The Mitch Mobile


young men hiking

Photographs courtesy of Nate Leishman and Jonathan K.

When Jonathan K., 17, was helping to plan an upcoming high adventure activity with his Scout troop, he couldn’t get one young man out of his mind: his friend Mitchell F., a young man with spina bifida.

The group had some incredible—but physically challenging—country in mind they wanted to explore. They were planning on hiking through canyons and other wilderness areas around southern Utah.

Jonathan knew the rugged terrain they planned to visit could make it difficult for his friend to participate. However, he and the rest of his troop wanted to do all they could to allow Mitchell to join the adventure. “We wanted him to experience everything too,” Jonathan says.

blueprint

Illustration by Scott Greer

Giving a Lift

As a solution, Jonathan used his Eagle Scout project to build a carrying device—the “Mitch Mobile,” as it came to be called—that would allow the young men to literally carry Mitchell throughout the journey.

There was no shortage of volunteers to help with building the Mitch Mobile. Friends and business owners from around town donated supplies to build the carrier and harness. Many people worked long hours to make sure the entire construction was safe, strong, and portable.

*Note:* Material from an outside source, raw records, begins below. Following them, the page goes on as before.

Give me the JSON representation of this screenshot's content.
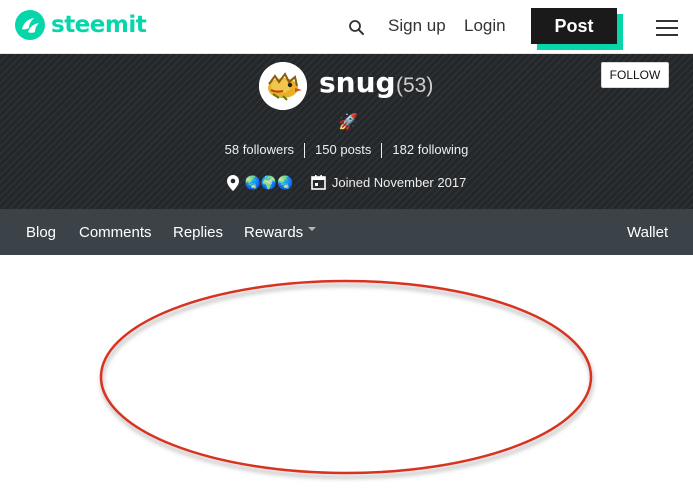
{
  "header": {
    "brand": "steemit",
    "brand_color": "#06d6a9",
    "search_icon": "search-icon",
    "signup_label": "Sign up",
    "login_label": "Login",
    "post_label": "Post",
    "menu_icon": "hamburger-menu-icon"
  },
  "profile": {
    "username": "snug",
    "reputation": "(53)",
    "follow_label": "FOLLOW",
    "about": "🚀",
    "followers": "58 followers",
    "posts": "150 posts",
    "following": "182 following",
    "location": "🌏🌍🌏",
    "joined": "Joined November 2017"
  },
  "tabs": {
    "items": [
      {
        "label": "Blog"
      },
      {
        "label": "Comments"
      },
      {
        "label": "Replies"
      },
      {
        "label": "Rewards"
      }
    ],
    "wallet_label": "Wallet"
  },
  "annotation": {
    "shape": "oval",
    "color": "#d93320"
  }
}
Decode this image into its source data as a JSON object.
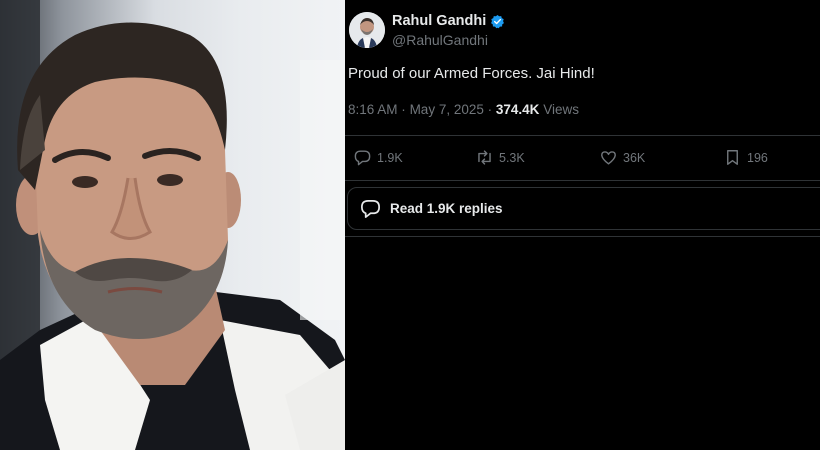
{
  "tweet": {
    "author_name": "Rahul Gandhi",
    "handle": "@RahulGandhi",
    "text": "Proud of our Armed Forces. Jai Hind!",
    "time": "8:16 AM",
    "separator": "·",
    "date": "May 7, 2025",
    "views_count": "374.4K",
    "views_label": "Views"
  },
  "actions": {
    "replies": "1.9K",
    "reposts": "5.3K",
    "likes": "36K",
    "bookmarks": "196"
  },
  "read_replies": {
    "label": "Read 1.9K replies"
  },
  "colors": {
    "background": "#000000",
    "text_primary": "#e7e9ea",
    "text_secondary": "#71767b",
    "border": "#2f3336",
    "verified": "#1d9bf0"
  },
  "icons": {
    "verified": "verified-badge-icon",
    "reply": "speech-bubble-icon",
    "repost": "repost-arrows-icon",
    "like": "heart-icon",
    "bookmark": "bookmark-icon",
    "read_replies": "speech-bubble-icon"
  }
}
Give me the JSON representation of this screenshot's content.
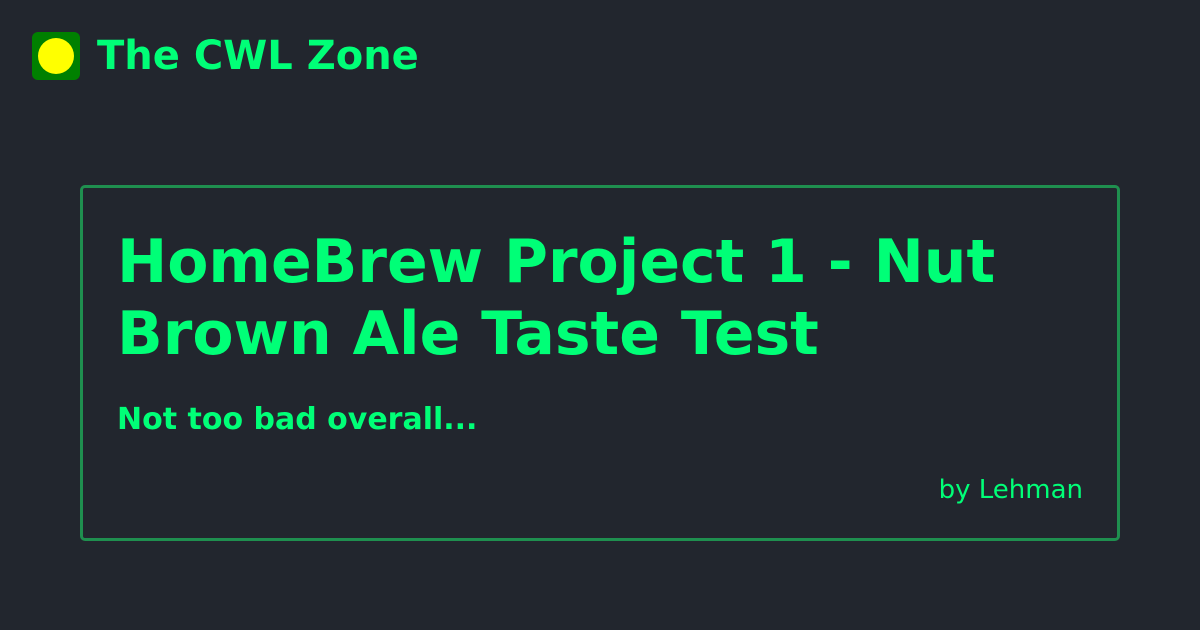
{
  "site": {
    "name": "The CWL Zone",
    "logo_icon": "yellow-circle-icon",
    "logo_bg_color": "#008000",
    "logo_dot_color": "#ffff00"
  },
  "post": {
    "title": "HomeBrew Project 1 - Nut Brown Ale Taste Test",
    "subtitle": "Not too bad overall...",
    "byline": "by Lehman"
  },
  "colors": {
    "background": "#22262e",
    "accent": "#00ff77",
    "card_border": "#1f8f4f"
  }
}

Of course, it was only after the carrier was completed that the true service began. After a few short trial runs around town, it was time to take the Mitch Mobile out on its true maiden voyage.

young men in canyon

The Wide-Open Wilderness

Ultimately, the high adventure outing was a huge success from start to finish. Jonathan and friends were able to carry Mitchell over every stretch of landscape and rough terrain they’d planned to see and explore. All of the young men gladly took turns wearing the harness. “I love taking him with us,” Jonathan says. They have since been on trips to many other backcountry locations.

“We’ve taken him everywhere,” Jonathan says. They’ve traversed slot canyons, cliffs, rivers, sand dunes, and steep hills. “He’s basically like a brother to me.”

As for Mitchell, he’s enjoyed the camaraderie with his friends every step of the way. He’s also enjoyed the amazing terrain they’ve visited together. One of his favorite activities was rappelling. “I’ve loved it,” Mitchell says.

young men in costume

Modern-day Warriors

The Mitch Mobile had yet another chance to shine when Mitchell’s older brother Spencer, along with Jonathan, carried Mitchell during a community parade. They marched with a large group of Latter-day Saint young men dressed as the 2,000 stripling warriors to carry the message of the gospel.

Mitchell wanted to ride in the harness rather than a wheelchair, because he thought it would be more accurate to Book of Mormon times. He loved being in the parade with so many other youth. “It was pretty powerful,” Mitchell says.

young men

Blessing Others

Even after all the young men have done with it so far, the Mitch Mobile is just getting started. The carrier will benefit others for years to come. The Mitch Mobile was donated to a local spina bifida organization, so while it remains stored permanently at Mitchell’s home, the carrier is also available for use by others who can benefit from it.

The lives of many people will be blessed because a small group of young men wanted to make sure one of their closest friends never had to feel left out.

Learning from General Conference

Numerous speakers in the April 2013 general conference spoke about serving others. For example, President Thomas S. Monson said, “I pray that we may be aware of the needs of those around us. … May we ever be ready to extend to them a helping hand and a loving heart” (“Until We Meet Again”). And President Dieter F. Uchtdorf said, “Serving God and our fellowmen will challenge us and transform us into something greater than we ever thought possible” (“Four Titles”). Read the rest of their talks at conference.lds.org, where you’ll also find inspiring messages on this topic from President Henry B. Eyring (“‘Come unto Me’”), Elder Tad R. Callister (“The Power of the Priesthood in the Boy”), and Brother David L. Beck (“Your Sacred Duty to Minister”).